==== RAW DATA

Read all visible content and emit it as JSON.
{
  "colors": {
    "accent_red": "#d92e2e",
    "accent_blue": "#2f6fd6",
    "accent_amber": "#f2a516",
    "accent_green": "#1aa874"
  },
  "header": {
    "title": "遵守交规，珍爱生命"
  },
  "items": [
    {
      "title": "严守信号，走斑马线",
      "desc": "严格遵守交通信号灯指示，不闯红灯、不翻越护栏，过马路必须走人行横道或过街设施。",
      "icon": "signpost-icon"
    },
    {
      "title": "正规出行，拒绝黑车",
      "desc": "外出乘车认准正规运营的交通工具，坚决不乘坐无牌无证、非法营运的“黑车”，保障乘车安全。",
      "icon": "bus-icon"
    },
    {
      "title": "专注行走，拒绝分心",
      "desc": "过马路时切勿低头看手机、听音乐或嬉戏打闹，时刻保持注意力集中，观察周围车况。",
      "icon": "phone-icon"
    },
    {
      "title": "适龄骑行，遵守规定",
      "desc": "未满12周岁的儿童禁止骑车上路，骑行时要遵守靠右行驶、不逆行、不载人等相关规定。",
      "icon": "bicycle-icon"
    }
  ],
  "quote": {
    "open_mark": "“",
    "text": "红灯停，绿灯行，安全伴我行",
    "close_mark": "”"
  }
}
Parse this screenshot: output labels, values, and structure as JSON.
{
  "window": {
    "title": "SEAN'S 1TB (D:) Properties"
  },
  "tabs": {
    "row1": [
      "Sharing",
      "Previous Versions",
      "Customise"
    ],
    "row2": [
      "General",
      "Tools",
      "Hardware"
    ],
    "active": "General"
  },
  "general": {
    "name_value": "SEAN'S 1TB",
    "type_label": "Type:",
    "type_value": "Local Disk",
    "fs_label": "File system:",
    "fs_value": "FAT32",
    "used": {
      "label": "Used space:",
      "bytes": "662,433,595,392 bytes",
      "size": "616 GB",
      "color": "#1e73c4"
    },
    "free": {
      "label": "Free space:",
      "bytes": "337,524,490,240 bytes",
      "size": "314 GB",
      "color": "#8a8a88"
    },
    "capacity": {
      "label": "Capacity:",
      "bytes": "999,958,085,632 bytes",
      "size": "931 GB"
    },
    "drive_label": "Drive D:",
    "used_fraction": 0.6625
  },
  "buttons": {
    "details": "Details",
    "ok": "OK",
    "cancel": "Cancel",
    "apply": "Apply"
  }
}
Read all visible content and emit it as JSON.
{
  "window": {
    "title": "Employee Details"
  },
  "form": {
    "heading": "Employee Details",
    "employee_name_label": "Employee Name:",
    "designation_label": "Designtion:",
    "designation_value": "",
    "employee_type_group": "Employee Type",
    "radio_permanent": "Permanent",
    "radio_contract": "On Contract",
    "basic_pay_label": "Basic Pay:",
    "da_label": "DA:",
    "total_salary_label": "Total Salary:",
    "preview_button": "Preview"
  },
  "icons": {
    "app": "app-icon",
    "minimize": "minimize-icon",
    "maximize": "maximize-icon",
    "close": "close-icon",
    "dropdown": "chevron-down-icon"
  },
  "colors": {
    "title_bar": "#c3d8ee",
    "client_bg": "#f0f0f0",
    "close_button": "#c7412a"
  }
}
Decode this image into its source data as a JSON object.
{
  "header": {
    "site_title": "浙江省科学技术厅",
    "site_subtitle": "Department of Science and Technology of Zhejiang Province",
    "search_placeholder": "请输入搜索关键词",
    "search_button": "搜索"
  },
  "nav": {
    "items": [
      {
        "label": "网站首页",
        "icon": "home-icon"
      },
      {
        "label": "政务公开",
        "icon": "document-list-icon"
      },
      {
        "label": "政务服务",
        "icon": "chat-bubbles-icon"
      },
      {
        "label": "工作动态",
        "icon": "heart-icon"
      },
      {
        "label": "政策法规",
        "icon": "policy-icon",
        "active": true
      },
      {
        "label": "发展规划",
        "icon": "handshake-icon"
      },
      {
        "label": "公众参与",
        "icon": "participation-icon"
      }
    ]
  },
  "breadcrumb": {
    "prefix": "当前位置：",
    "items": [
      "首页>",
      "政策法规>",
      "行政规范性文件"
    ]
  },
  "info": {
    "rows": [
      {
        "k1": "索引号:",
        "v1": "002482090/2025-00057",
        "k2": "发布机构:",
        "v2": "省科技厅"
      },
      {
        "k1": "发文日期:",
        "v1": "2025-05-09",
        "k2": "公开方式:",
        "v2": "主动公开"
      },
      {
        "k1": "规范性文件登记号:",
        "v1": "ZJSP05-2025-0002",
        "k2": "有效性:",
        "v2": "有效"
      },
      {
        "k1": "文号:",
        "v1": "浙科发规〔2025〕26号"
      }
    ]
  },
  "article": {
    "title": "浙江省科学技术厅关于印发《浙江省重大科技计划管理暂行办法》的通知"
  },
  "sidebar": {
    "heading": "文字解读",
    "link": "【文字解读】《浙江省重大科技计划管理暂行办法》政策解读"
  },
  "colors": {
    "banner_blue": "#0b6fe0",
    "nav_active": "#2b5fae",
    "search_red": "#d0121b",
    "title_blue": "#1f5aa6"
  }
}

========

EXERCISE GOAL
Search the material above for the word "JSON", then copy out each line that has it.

ANSWER BOX
Read all visible content and emit it as JSON.
Parse this screenshot: output labels, values, and structure as JSON.
Read all visible content and emit it as JSON.
Decode this image into its source data as a JSON object.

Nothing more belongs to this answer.